▼
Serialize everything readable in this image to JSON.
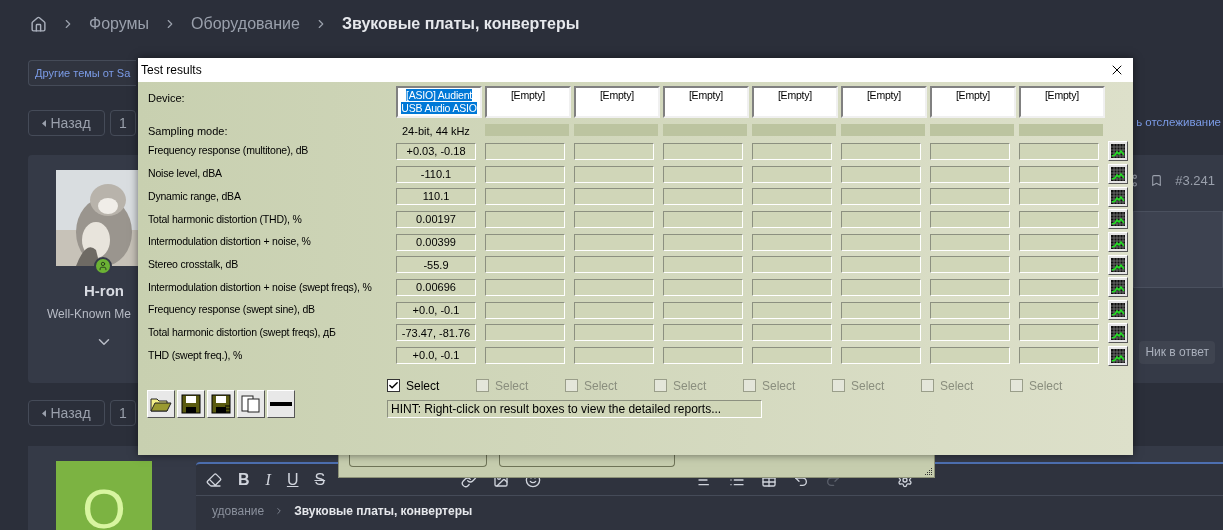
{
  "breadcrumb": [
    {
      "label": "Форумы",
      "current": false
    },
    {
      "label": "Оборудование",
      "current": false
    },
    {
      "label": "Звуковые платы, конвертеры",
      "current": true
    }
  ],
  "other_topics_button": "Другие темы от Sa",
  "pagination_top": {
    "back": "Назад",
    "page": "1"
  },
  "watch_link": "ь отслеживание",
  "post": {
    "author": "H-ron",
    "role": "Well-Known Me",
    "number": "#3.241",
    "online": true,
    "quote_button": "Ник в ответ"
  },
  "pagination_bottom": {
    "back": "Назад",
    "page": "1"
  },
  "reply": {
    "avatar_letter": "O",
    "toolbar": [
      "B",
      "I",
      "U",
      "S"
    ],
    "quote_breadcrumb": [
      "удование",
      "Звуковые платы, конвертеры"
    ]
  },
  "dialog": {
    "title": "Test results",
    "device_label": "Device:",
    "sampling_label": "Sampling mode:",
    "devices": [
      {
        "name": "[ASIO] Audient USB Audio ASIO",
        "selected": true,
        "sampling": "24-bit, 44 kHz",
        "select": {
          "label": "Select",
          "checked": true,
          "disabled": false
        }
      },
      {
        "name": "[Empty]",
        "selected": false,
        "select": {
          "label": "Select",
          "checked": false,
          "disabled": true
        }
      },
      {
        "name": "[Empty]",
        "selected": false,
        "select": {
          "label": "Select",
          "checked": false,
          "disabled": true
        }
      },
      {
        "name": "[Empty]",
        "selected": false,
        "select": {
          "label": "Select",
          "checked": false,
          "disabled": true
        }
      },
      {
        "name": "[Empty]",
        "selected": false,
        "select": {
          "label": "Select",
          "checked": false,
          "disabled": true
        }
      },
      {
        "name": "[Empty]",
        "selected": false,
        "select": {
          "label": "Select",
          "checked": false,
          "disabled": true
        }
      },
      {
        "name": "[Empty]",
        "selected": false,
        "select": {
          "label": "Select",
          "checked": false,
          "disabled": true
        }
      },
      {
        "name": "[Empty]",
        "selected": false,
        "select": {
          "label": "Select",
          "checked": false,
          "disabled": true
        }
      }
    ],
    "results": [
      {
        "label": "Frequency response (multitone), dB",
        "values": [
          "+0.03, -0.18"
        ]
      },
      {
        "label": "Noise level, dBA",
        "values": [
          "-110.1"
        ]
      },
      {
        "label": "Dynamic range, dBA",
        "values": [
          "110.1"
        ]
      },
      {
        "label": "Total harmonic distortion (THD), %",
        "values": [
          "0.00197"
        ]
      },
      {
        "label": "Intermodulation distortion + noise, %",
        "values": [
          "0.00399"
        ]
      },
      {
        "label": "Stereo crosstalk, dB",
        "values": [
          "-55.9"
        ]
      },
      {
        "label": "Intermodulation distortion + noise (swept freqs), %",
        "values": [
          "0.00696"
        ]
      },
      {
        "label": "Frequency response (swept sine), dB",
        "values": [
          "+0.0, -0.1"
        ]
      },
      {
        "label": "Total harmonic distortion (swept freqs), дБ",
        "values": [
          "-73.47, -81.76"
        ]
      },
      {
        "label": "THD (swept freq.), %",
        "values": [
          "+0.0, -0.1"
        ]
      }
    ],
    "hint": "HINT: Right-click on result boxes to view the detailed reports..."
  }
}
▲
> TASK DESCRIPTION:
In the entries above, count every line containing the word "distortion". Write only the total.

> THE COMPLETED TASK:
4